Canon Canada believes it is defective, but can't honor the warranty; Canon USA can't handle a Canadian address and can't even log the call, much less arrange a return.
Fortunately, Amazon is awesome. Steps to get a new unit by talking to a real live human being:
1. Go here.
2. Fill out the fields.
3. Get an immediate call from a nice friendly native English speaking customer service rep.
4. Get replacement unit and return address label shipped to arrive in 2 working days.
[Note: The contact link above appears to work on all country-specific Amazon sites, once you fill in the correct site. For example, instead of "amazon.com" for USA, you can edit the link to "amazon.ca" for Canadian customers, "amazon.com.au" for Australian, and so on.]
I had some issues initially trying to work the problem through their A-to-Z guarantee and return policy pages. However, calling them was easy and everything was sorted in about five minutes. The only trick is finding the contact page URL, which is above.
The rep was knowledgeable and even suggested an option that might have let me get a replacement from Amazon.ca, restoring the Canon unit warranty. It didn't work out, but damn nice of her to try!
Return shipping was free too. Even from Canada.
Note the above does not necessarily apply to items bought from third-party vendors, rather than Amazon.
Note to Canadians: "Amazon Export Services" - as listed on the invoice - is, for all intents and purposes of this discussion, "Amazon.com". It's not an arms-length third-party contract vendor or any other such sketchiness, and Amazon will not give you grief for daring to live in Canada but Buy American. Return shipping for defective items is supposed to be free too.
Note to Americans: Amazon's return and replacement policies kick butt. Meaning you are obviously a bunch of totally spoiled brats. Appreciate how good you have it.
[Edit 2015-04-24] Replacement unit arrived early. Tested the flatbed, no problems. The very FIRST page I ran through the sheet feeder came out mangled in precisely the same manner as scanner #1. A test run of 48 pages, just to be sure, mangled three.
Amazon did not come good on their free return shipping offer, as the generated return label requires shipping to be paid by the sender (i.e. me). They say that they will refund me any shipping costs I incur by returning the first unit; I trust this will hold true for the second unit as well.
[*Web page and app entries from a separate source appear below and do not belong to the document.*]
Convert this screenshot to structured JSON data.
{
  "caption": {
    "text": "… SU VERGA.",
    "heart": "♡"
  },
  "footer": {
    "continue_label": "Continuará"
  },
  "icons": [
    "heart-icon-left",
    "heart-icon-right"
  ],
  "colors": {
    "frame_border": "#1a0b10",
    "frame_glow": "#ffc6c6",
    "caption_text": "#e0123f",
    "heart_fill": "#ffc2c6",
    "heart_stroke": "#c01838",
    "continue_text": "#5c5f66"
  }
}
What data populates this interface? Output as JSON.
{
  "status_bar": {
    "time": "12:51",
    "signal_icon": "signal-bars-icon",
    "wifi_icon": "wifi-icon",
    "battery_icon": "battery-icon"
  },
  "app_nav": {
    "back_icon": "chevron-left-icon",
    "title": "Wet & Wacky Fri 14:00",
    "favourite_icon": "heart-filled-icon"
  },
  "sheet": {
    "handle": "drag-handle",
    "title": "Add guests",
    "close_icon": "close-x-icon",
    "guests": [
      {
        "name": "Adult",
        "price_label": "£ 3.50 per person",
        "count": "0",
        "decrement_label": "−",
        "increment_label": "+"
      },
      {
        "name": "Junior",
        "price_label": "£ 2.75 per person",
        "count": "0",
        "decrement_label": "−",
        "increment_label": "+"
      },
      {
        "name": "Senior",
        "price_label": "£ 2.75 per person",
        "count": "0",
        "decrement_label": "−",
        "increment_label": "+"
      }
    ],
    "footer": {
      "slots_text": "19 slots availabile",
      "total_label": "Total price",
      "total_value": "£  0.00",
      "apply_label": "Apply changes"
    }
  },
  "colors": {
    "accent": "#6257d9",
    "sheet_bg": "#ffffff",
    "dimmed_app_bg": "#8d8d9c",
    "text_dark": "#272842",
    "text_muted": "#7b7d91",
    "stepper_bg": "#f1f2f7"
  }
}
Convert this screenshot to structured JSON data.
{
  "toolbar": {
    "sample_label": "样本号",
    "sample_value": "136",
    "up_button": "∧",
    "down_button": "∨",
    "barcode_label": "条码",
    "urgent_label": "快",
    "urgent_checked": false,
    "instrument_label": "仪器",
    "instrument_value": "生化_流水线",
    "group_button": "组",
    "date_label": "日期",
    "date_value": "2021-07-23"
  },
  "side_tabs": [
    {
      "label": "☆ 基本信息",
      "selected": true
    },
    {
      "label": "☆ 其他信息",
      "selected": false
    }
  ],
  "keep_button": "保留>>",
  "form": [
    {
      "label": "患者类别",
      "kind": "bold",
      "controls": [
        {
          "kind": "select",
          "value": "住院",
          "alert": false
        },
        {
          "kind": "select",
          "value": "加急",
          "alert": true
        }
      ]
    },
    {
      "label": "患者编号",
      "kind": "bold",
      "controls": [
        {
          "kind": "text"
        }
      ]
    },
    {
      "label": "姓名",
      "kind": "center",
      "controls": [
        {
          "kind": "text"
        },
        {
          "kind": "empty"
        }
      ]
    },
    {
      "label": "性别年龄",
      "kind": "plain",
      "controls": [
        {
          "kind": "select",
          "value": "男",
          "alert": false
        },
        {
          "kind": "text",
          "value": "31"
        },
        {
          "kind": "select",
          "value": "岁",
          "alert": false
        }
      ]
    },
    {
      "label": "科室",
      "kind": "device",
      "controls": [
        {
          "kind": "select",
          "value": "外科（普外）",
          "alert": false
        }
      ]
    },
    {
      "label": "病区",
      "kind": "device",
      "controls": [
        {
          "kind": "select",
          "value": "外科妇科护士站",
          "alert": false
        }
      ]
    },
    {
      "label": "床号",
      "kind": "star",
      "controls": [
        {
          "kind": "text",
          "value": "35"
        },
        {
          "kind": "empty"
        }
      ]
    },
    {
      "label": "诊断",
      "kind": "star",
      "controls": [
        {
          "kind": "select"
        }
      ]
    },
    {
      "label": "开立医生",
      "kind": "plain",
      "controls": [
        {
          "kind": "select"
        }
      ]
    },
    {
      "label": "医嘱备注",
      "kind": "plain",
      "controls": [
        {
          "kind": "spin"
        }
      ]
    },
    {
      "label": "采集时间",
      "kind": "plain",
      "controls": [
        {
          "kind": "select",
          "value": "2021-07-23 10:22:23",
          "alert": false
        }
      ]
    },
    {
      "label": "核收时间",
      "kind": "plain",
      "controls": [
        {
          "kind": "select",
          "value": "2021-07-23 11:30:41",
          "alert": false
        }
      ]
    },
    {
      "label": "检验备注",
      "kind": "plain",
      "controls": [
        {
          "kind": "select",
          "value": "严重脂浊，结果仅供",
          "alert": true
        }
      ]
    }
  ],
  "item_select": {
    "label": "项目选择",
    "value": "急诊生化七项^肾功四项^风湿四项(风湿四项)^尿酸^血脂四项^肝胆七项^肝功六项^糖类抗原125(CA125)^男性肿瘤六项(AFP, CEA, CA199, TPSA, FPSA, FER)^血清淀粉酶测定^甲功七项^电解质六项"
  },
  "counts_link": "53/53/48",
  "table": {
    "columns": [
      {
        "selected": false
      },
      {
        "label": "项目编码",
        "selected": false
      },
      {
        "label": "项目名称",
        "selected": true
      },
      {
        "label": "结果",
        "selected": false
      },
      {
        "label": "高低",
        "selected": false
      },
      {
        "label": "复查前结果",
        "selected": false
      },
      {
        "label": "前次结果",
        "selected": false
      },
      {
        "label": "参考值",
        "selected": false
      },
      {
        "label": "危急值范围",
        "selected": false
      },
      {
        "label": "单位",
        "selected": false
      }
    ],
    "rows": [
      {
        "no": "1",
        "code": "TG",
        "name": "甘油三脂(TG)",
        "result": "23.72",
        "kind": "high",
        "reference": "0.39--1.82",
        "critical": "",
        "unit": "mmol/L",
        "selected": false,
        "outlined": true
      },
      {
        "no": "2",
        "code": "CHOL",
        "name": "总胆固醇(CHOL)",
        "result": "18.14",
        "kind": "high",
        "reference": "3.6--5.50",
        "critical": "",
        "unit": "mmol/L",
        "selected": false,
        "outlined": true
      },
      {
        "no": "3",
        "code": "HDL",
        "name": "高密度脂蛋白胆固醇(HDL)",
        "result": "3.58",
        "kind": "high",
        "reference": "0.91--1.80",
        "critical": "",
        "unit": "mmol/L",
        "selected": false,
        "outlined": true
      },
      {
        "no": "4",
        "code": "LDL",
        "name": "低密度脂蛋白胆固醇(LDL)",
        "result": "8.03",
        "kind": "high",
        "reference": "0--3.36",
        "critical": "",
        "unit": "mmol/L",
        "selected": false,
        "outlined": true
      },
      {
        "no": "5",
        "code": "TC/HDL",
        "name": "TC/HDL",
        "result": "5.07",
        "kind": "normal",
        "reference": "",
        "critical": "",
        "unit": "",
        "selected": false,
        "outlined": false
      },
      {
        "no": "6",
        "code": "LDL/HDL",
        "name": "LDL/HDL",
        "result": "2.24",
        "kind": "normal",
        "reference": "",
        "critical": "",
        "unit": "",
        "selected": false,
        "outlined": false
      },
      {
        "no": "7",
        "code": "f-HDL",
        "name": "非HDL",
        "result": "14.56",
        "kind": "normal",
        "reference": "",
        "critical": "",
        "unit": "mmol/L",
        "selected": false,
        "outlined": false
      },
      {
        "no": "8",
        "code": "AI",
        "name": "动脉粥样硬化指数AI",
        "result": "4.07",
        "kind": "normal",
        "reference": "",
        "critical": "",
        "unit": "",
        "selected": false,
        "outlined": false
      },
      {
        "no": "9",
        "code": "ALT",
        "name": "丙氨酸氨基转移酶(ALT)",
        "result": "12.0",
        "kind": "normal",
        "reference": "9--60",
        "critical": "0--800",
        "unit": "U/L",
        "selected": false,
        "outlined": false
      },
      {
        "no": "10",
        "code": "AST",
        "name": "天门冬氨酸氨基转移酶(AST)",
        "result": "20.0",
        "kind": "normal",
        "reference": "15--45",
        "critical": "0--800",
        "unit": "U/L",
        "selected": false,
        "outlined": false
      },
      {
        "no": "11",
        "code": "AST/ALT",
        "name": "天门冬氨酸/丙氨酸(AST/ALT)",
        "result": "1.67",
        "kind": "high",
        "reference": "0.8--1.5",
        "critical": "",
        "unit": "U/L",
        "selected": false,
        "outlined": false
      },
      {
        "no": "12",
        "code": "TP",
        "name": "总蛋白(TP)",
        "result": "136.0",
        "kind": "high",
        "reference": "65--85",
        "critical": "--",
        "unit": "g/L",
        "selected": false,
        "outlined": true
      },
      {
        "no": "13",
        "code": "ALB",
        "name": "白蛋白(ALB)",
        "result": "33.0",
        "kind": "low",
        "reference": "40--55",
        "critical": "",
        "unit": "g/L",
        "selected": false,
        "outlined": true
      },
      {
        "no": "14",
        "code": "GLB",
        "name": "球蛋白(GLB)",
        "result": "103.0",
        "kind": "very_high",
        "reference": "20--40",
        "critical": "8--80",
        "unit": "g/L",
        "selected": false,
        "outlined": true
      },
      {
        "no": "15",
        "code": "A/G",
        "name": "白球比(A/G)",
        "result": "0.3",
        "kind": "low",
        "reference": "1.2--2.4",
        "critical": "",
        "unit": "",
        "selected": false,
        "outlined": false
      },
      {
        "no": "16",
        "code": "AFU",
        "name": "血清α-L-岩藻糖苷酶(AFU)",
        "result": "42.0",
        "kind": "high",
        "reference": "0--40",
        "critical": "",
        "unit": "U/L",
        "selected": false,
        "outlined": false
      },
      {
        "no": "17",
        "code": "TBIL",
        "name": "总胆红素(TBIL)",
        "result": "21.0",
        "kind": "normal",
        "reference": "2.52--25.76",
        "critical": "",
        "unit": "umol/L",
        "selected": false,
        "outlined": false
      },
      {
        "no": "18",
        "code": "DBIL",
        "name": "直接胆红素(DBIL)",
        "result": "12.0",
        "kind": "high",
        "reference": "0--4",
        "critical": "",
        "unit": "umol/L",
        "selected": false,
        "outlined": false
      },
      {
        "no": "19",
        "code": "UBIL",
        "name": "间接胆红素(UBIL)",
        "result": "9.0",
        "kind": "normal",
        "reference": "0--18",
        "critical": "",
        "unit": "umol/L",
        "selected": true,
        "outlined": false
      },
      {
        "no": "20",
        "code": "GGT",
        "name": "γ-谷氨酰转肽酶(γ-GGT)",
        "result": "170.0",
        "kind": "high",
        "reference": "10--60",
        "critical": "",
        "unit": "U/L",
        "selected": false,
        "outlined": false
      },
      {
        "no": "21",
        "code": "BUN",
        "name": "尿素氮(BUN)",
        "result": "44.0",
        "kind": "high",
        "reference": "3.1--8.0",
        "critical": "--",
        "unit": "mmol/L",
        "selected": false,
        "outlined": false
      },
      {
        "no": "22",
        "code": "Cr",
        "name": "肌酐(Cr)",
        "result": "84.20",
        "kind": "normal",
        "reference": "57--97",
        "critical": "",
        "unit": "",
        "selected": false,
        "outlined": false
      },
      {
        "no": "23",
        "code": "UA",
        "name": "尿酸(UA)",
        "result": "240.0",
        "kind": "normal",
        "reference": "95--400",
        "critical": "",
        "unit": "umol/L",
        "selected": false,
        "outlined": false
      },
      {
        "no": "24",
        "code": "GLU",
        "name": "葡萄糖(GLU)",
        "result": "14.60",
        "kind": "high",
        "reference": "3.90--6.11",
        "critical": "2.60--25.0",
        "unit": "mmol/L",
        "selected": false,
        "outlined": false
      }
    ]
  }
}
It appears that in order to get my preferred rotary/flatbed combo, I'm now on the hook for a $1600 Fujitsu or a $2200 Kodak. Now that the old scanner is gone, I'm going to have to revisit my desk layout to see if I do actually have room for separate flatbed and sheetfeed scanners.